Repeat each entry as written, dropping any picture you find.

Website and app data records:
========================================================================
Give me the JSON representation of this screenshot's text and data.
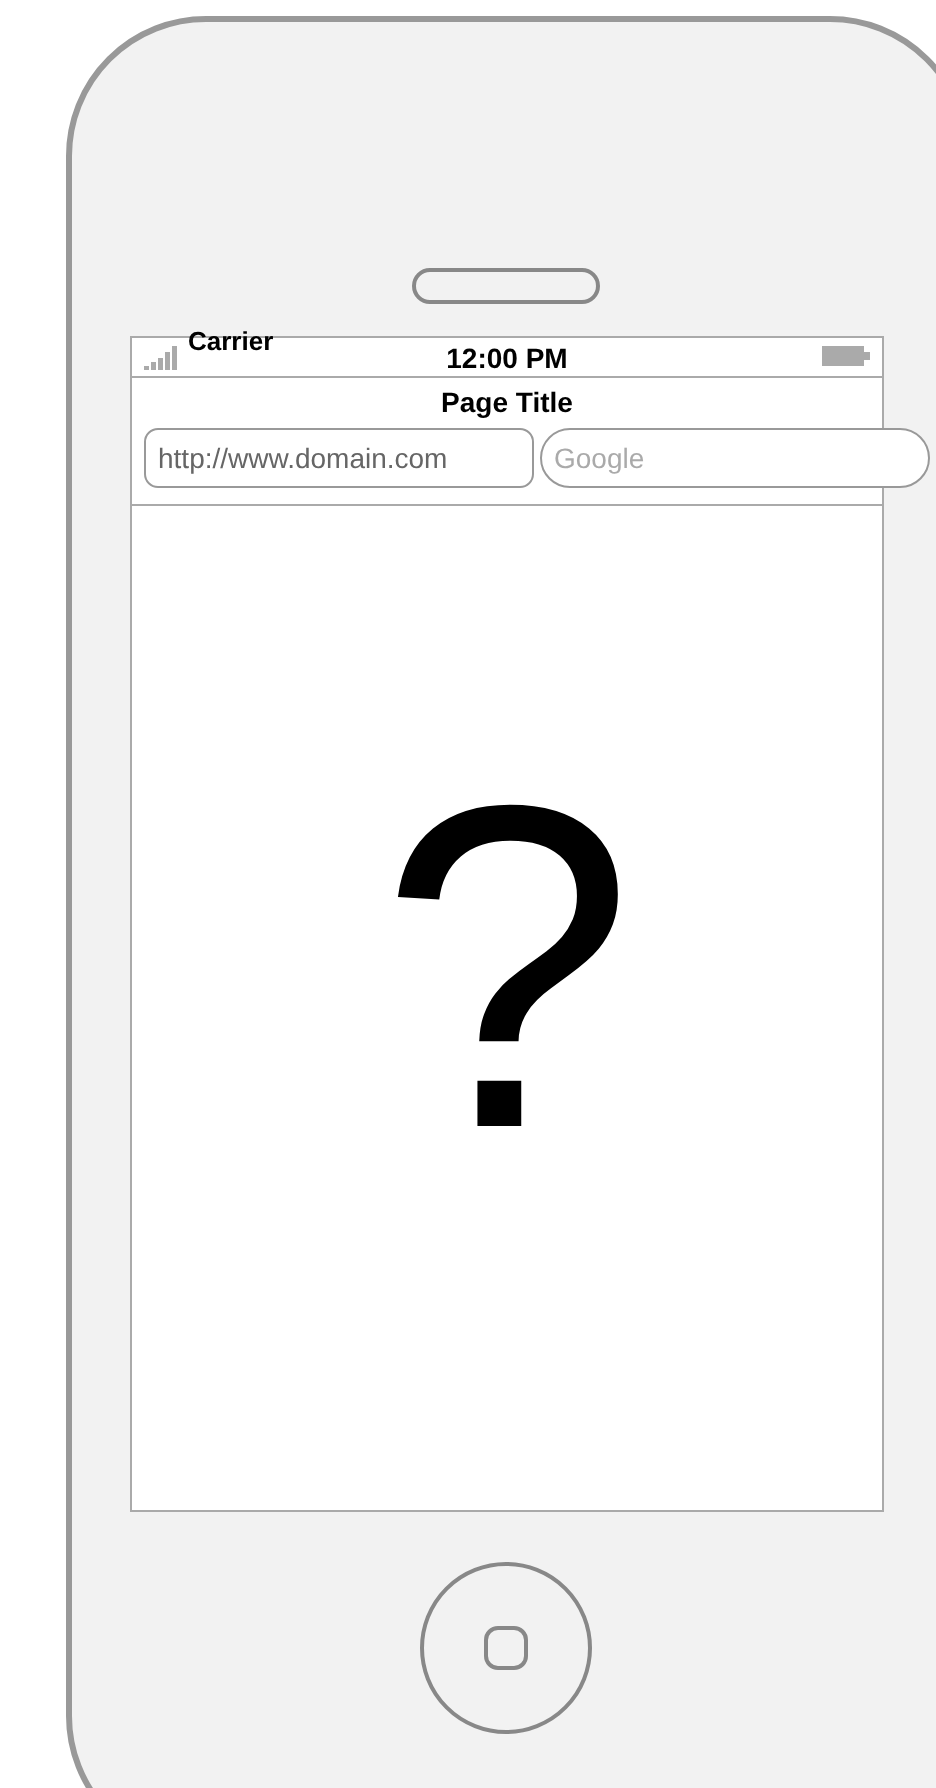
{
  "status_bar": {
    "carrier": "Carrier",
    "time": "12:00 PM"
  },
  "nav_bar": {
    "title": "Page Title"
  },
  "address_bar": {
    "url": "http://www.domain.com",
    "search_placeholder": "Google"
  },
  "content": {
    "symbol": "?"
  }
}
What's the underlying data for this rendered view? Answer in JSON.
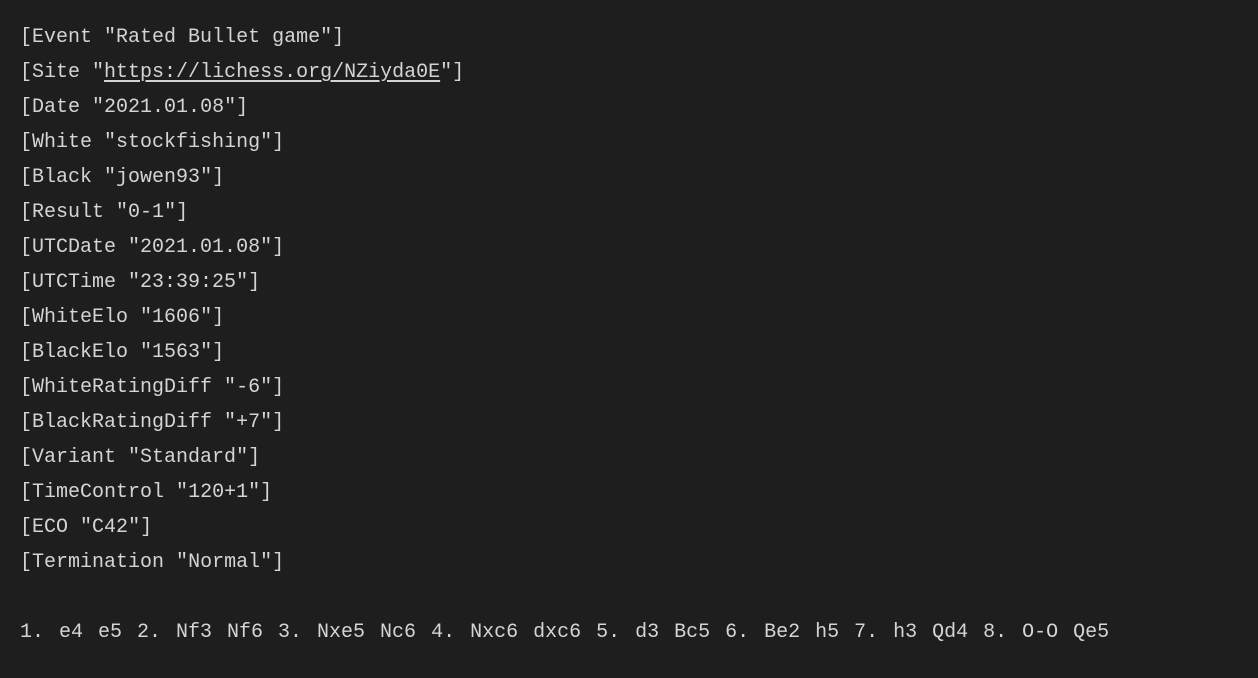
{
  "pgn": {
    "headers": [
      {
        "key": "Event",
        "value": "Rated Bullet game",
        "has_link": false
      },
      {
        "key": "Site",
        "value_prefix": "",
        "link_text": "https://lichess.org/NZiyda0E",
        "value_suffix": "",
        "has_link": true
      },
      {
        "key": "Date",
        "value": "2021.01.08",
        "has_link": false
      },
      {
        "key": "White",
        "value": "stockfishing",
        "has_link": false
      },
      {
        "key": "Black",
        "value": "jowen93",
        "has_link": false
      },
      {
        "key": "Result",
        "value": "0-1",
        "has_link": false
      },
      {
        "key": "UTCDate",
        "value": "2021.01.08",
        "has_link": false
      },
      {
        "key": "UTCTime",
        "value": "23:39:25",
        "has_link": false
      },
      {
        "key": "WhiteElo",
        "value": "1606",
        "has_link": false
      },
      {
        "key": "BlackElo",
        "value": "1563",
        "has_link": false
      },
      {
        "key": "WhiteRatingDiff",
        "value": "-6",
        "has_link": false
      },
      {
        "key": "BlackRatingDiff",
        "value": "+7",
        "has_link": false
      },
      {
        "key": "Variant",
        "value": "Standard",
        "has_link": false
      },
      {
        "key": "TimeControl",
        "value": "120+1",
        "has_link": false
      },
      {
        "key": "ECO",
        "value": "C42",
        "has_link": false
      },
      {
        "key": "Termination",
        "value": "Normal",
        "has_link": false
      }
    ],
    "moves": "1. e4 e5 2. Nf3 Nf6 3. Nxe5 Nc6 4. Nxc6 dxc6 5. d3 Bc5 6. Be2 h5 7. h3 Qd4 8. O-O Qe5"
  }
}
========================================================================
### Response to the task
Give me the JSON representation of this screenshot's text and data.
{
  "status_bar": {
    "carrier": "Carrier",
    "time": "12:00 PM"
  },
  "nav_bar": {
    "title": "Page Title"
  },
  "address_bar": {
    "url": "http://www.domain.com",
    "search_placeholder": "Google"
  },
  "content": {
    "symbol": "?"
  }
}
What's the underlying data for this rendered view? Answer in JSON.
{
  "pgn": {
    "headers": [
      {
        "key": "Event",
        "value": "Rated Bullet game",
        "has_link": false
      },
      {
        "key": "Site",
        "value_prefix": "",
        "link_text": "https://lichess.org/NZiyda0E",
        "value_suffix": "",
        "has_link": true
      },
      {
        "key": "Date",
        "value": "2021.01.08",
        "has_link": false
      },
      {
        "key": "White",
        "value": "stockfishing",
        "has_link": false
      },
      {
        "key": "Black",
        "value": "jowen93",
        "has_link": false
      },
      {
        "key": "Result",
        "value": "0-1",
        "has_link": false
      },
      {
        "key": "UTCDate",
        "value": "2021.01.08",
        "has_link": false
      },
      {
        "key": "UTCTime",
        "value": "23:39:25",
        "has_link": false
      },
      {
        "key": "WhiteElo",
        "value": "1606",
        "has_link": false
      },
      {
        "key": "BlackElo",
        "value": "1563",
        "has_link": false
      },
      {
        "key": "WhiteRatingDiff",
        "value": "-6",
        "has_link": false
      },
      {
        "key": "BlackRatingDiff",
        "value": "+7",
        "has_link": false
      },
      {
        "key": "Variant",
        "value": "Standard",
        "has_link": false
      },
      {
        "key": "TimeControl",
        "value": "120+1",
        "has_link": false
      },
      {
        "key": "ECO",
        "value": "C42",
        "has_link": false
      },
      {
        "key": "Termination",
        "value": "Normal",
        "has_link": false
      }
    ],
    "moves": "1. e4 e5 2. Nf3 Nf6 3. Nxe5 Nc6 4. Nxc6 dxc6 5. d3 Bc5 6. Be2 h5 7. h3 Qd4 8. O-O Qe5"
  }
}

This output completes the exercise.